Work task
Look over the lines below. Report each one that includes the string "Discrete".

Data in this exercise: Begin

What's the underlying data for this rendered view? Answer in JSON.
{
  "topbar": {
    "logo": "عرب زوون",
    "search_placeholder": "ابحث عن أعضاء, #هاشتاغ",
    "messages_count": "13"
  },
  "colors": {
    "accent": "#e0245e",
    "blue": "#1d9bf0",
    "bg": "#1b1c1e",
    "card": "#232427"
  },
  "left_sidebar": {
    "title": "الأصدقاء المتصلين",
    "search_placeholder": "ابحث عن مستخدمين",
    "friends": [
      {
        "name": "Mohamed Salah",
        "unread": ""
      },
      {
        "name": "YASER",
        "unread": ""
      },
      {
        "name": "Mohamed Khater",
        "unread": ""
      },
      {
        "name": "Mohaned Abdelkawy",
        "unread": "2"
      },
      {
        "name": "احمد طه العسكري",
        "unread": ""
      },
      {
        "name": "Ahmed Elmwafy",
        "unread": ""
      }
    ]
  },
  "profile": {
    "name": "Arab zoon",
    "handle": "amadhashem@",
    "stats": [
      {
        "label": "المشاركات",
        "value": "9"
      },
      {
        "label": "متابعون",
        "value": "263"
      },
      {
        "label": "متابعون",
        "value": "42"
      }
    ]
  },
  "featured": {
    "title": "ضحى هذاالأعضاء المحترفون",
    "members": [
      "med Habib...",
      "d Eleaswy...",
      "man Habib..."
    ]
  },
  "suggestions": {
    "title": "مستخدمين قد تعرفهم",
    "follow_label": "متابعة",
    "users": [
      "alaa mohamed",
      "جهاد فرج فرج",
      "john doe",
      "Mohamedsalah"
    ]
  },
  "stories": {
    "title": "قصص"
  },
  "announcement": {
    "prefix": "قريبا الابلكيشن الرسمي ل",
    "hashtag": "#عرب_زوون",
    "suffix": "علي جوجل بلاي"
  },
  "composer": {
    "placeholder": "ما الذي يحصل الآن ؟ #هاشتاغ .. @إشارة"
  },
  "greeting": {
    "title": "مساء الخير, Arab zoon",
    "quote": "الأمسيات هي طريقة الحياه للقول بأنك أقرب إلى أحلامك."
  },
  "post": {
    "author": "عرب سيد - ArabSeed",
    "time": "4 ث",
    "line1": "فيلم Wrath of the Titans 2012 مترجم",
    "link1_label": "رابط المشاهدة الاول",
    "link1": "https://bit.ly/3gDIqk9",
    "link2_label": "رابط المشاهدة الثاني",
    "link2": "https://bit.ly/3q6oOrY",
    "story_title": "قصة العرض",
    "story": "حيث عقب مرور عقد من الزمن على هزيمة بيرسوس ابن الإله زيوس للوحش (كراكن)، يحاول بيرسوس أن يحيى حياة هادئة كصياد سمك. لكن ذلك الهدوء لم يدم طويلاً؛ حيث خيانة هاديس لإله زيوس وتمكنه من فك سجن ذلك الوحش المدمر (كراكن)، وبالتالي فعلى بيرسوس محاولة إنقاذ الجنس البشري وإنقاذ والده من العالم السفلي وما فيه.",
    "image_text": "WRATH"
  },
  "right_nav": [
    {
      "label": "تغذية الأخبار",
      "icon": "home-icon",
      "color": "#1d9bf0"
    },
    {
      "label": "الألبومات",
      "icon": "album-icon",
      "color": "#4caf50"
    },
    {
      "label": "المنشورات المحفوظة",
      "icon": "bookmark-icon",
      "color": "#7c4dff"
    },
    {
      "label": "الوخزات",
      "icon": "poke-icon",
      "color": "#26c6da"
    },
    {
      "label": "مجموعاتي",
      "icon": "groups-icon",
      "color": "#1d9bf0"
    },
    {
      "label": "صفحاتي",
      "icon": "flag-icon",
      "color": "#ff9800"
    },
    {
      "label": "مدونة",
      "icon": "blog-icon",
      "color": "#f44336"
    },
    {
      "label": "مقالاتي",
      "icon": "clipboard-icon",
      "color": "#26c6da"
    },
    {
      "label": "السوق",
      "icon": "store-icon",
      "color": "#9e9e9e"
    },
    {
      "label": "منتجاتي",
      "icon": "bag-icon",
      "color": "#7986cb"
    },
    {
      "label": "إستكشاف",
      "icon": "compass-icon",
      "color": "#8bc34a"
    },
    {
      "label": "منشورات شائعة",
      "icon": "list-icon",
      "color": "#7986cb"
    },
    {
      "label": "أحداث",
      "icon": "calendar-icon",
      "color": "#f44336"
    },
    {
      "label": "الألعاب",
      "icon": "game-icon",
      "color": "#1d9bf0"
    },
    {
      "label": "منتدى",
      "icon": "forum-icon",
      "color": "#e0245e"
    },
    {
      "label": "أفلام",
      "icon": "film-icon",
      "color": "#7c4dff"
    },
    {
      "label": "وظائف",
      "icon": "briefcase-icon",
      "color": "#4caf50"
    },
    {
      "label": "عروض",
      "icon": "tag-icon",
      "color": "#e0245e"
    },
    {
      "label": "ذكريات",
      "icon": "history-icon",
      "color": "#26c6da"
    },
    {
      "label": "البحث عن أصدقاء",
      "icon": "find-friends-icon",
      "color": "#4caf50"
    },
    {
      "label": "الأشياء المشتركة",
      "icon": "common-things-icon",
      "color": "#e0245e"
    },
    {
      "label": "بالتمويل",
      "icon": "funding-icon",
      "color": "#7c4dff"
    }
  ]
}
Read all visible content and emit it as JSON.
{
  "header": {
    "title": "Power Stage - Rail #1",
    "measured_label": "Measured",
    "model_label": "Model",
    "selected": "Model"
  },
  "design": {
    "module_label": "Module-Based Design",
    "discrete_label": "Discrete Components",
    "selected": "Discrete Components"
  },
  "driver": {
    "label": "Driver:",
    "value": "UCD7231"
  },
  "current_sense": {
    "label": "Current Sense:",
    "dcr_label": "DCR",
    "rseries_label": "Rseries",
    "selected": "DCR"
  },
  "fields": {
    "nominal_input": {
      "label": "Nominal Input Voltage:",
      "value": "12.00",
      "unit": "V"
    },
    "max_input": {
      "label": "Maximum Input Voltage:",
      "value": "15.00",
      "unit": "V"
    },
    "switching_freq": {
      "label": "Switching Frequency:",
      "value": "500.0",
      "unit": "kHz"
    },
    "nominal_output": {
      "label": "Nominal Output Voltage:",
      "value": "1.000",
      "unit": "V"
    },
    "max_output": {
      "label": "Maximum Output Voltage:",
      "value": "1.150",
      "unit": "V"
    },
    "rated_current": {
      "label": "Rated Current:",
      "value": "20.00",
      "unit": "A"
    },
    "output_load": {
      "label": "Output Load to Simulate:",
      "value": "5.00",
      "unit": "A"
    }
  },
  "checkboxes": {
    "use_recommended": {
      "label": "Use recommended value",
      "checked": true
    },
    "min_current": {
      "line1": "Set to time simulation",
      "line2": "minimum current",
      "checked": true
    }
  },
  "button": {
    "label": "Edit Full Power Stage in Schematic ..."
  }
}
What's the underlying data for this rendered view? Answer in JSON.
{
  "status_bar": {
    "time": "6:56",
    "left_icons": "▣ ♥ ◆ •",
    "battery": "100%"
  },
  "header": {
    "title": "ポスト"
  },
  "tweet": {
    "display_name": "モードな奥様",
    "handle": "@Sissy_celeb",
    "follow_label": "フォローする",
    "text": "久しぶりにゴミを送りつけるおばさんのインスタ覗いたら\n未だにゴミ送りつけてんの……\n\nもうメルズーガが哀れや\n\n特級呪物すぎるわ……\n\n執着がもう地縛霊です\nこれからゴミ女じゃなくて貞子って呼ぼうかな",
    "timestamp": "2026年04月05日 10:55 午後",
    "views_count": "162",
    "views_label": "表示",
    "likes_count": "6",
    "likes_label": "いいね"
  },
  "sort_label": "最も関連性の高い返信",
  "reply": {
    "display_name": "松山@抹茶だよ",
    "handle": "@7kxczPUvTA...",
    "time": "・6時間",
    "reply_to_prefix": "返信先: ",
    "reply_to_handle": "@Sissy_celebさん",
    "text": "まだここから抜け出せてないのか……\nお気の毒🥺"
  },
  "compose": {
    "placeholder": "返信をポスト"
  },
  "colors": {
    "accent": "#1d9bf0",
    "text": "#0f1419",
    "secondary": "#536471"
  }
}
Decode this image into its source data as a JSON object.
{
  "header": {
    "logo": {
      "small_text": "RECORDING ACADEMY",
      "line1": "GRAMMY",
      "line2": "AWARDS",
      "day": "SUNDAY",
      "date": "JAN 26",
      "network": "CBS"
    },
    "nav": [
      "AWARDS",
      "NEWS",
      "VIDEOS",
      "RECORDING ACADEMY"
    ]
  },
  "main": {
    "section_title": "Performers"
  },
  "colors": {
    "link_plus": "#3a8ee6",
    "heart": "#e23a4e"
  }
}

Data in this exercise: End

Task answer
    "discrete_label": "Discrete Components",
    "selected": "Discrete Components"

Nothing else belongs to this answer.